- [Task details]: Every entry, exactly as given, must be retyped.

Interface dataset entries:
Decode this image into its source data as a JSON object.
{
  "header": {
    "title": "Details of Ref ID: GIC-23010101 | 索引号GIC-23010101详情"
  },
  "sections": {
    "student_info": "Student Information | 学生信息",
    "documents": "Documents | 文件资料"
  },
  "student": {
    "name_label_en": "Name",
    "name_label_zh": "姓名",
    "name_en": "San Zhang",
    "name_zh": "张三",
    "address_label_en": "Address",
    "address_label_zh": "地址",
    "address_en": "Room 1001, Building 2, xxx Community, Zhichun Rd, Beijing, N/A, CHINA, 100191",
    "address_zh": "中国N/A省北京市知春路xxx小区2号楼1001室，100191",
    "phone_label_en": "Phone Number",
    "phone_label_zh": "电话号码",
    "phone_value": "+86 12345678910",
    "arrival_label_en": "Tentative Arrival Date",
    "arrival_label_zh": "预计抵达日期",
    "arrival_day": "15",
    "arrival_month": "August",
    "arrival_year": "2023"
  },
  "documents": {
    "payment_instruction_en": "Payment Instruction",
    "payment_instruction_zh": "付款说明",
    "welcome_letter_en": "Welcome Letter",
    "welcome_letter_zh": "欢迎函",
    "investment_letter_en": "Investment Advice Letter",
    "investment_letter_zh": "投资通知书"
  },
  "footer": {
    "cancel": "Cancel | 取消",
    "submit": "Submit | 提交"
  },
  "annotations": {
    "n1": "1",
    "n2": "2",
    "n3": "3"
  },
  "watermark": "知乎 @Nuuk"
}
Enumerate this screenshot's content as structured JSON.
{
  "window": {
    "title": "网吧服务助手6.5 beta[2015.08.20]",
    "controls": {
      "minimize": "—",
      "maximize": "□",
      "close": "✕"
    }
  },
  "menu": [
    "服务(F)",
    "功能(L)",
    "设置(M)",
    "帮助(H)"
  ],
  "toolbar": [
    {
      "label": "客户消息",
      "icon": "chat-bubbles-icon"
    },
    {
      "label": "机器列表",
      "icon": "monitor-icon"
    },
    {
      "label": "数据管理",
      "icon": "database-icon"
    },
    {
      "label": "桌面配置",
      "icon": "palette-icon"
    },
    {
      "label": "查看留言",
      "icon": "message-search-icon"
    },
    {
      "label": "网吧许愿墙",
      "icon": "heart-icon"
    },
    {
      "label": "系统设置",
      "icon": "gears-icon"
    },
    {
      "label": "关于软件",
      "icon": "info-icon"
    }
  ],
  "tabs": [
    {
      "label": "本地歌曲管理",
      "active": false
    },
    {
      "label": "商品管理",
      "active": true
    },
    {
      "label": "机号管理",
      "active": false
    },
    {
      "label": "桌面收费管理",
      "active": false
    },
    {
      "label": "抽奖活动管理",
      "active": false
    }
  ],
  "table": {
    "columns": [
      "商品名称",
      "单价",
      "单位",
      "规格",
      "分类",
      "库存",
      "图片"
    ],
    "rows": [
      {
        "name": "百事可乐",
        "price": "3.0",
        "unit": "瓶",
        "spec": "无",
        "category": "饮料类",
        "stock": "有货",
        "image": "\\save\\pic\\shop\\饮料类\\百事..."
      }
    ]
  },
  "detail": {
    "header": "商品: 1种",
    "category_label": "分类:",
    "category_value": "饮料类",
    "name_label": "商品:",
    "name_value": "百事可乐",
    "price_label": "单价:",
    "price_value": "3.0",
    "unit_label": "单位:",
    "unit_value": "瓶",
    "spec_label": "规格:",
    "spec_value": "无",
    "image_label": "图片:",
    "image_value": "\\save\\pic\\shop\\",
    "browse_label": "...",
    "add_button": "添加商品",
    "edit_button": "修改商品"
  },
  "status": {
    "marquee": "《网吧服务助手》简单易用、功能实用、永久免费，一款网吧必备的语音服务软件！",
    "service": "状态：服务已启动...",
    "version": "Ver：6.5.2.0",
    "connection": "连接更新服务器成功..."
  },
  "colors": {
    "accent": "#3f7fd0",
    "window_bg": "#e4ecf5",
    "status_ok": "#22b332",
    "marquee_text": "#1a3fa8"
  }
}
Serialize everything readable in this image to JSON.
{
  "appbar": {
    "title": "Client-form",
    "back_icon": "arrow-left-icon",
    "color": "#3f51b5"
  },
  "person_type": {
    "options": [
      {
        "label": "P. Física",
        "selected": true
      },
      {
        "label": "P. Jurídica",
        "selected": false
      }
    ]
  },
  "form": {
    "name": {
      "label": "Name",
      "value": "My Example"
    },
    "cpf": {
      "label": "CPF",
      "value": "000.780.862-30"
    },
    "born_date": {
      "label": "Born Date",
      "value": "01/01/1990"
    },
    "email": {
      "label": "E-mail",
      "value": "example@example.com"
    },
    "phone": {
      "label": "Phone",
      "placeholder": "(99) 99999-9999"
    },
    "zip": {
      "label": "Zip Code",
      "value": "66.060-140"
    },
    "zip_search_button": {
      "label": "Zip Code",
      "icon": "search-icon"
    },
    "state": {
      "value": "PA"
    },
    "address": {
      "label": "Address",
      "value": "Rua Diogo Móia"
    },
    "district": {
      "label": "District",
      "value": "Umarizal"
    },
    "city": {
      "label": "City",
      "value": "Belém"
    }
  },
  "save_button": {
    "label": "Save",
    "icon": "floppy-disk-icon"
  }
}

- [Task output]:
Decode this image into its source data as a JSON object.
{
  "header": {
    "title": "Details of Ref ID: GIC-23010101 | 索引号GIC-23010101详情"
  },
  "sections": {
    "student_info": "Student Information | 学生信息",
    "documents": "Documents | 文件资料"
  },
  "student": {
    "name_label_en": "Name",
    "name_label_zh": "姓名",
    "name_en": "San Zhang",
    "name_zh": "张三",
    "address_label_en": "Address",
    "address_label_zh": "地址",
    "address_en": "Room 1001, Building 2, xxx Community, Zhichun Rd, Beijing, N/A, CHINA, 100191",
    "address_zh": "中国N/A省北京市知春路xxx小区2号楼1001室，100191",
    "phone_label_en": "Phone Number",
    "phone_label_zh": "电话号码",
    "phone_value": "+86 12345678910",
    "arrival_label_en": "Tentative Arrival Date",
    "arrival_label_zh": "预计抵达日期",
    "arrival_day": "15",
    "arrival_month": "August",
    "arrival_year": "2023"
  },
  "documents": {
    "payment_instruction_en": "Payment Instruction",
    "payment_instruction_zh": "付款说明",
    "welcome_letter_en": "Welcome Letter",
    "welcome_letter_zh": "欢迎函",
    "investment_letter_en": "Investment Advice Letter",
    "investment_letter_zh": "投资通知书"
  },
  "footer": {
    "cancel": "Cancel | 取消",
    "submit": "Submit | 提交"
  },
  "annotations": {
    "n1": "1",
    "n2": "2",
    "n3": "3"
  },
  "watermark": "知乎 @Nuuk"
}
Enumerate this screenshot's content as structured JSON.
{
  "window": {
    "title": "网吧服务助手6.5 beta[2015.08.20]",
    "controls": {
      "minimize": "—",
      "maximize": "□",
      "close": "✕"
    }
  },
  "menu": [
    "服务(F)",
    "功能(L)",
    "设置(M)",
    "帮助(H)"
  ],
  "toolbar": [
    {
      "label": "客户消息",
      "icon": "chat-bubbles-icon"
    },
    {
      "label": "机器列表",
      "icon": "monitor-icon"
    },
    {
      "label": "数据管理",
      "icon": "database-icon"
    },
    {
      "label": "桌面配置",
      "icon": "palette-icon"
    },
    {
      "label": "查看留言",
      "icon": "message-search-icon"
    },
    {
      "label": "网吧许愿墙",
      "icon": "heart-icon"
    },
    {
      "label": "系统设置",
      "icon": "gears-icon"
    },
    {
      "label": "关于软件",
      "icon": "info-icon"
    }
  ],
  "tabs": [
    {
      "label": "本地歌曲管理",
      "active": false
    },
    {
      "label": "商品管理",
      "active": true
    },
    {
      "label": "机号管理",
      "active": false
    },
    {
      "label": "桌面收费管理",
      "active": false
    },
    {
      "label": "抽奖活动管理",
      "active": false
    }
  ],
  "table": {
    "columns": [
      "商品名称",
      "单价",
      "单位",
      "规格",
      "分类",
      "库存",
      "图片"
    ],
    "rows": [
      {
        "name": "百事可乐",
        "price": "3.0",
        "unit": "瓶",
        "spec": "无",
        "category": "饮料类",
        "stock": "有货",
        "image": "\\save\\pic\\shop\\饮料类\\百事..."
      }
    ]
  },
  "detail": {
    "header": "商品: 1种",
    "category_label": "分类:",
    "category_value": "饮料类",
    "name_label": "商品:",
    "name_value": "百事可乐",
    "price_label": "单价:",
    "price_value": "3.0",
    "unit_label": "单位:",
    "unit_value": "瓶",
    "spec_label": "规格:",
    "spec_value": "无",
    "image_label": "图片:",
    "image_value": "\\save\\pic\\shop\\",
    "browse_label": "...",
    "add_button": "添加商品",
    "edit_button": "修改商品"
  },
  "status": {
    "marquee": "《网吧服务助手》简单易用、功能实用、永久免费，一款网吧必备的语音服务软件！",
    "service": "状态：服务已启动...",
    "version": "Ver：6.5.2.0",
    "connection": "连接更新服务器成功..."
  },
  "colors": {
    "accent": "#3f7fd0",
    "window_bg": "#e4ecf5",
    "status_ok": "#22b332",
    "marquee_text": "#1a3fa8"
  }
}
Serialize everything readable in this image to JSON.
{
  "appbar": {
    "title": "Client-form",
    "back_icon": "arrow-left-icon",
    "color": "#3f51b5"
  },
  "person_type": {
    "options": [
      {
        "label": "P. Física",
        "selected": true
      },
      {
        "label": "P. Jurídica",
        "selected": false
      }
    ]
  },
  "form": {
    "name": {
      "label": "Name",
      "value": "My Example"
    },
    "cpf": {
      "label": "CPF",
      "value": "000.780.862-30"
    },
    "born_date": {
      "label": "Born Date",
      "value": "01/01/1990"
    },
    "email": {
      "label": "E-mail",
      "value": "example@example.com"
    },
    "phone": {
      "label": "Phone",
      "placeholder": "(99) 99999-9999"
    },
    "zip": {
      "label": "Zip Code",
      "value": "66.060-140"
    },
    "zip_search_button": {
      "label": "Zip Code",
      "icon": "search-icon"
    },
    "state": {
      "value": "PA"
    },
    "address": {
      "label": "Address",
      "value": "Rua Diogo Móia"
    },
    "district": {
      "label": "District",
      "value": "Umarizal"
    },
    "city": {
      "label": "City",
      "value": "Belém"
    }
  },
  "save_button": {
    "label": "Save",
    "icon": "floppy-disk-icon"
  }
}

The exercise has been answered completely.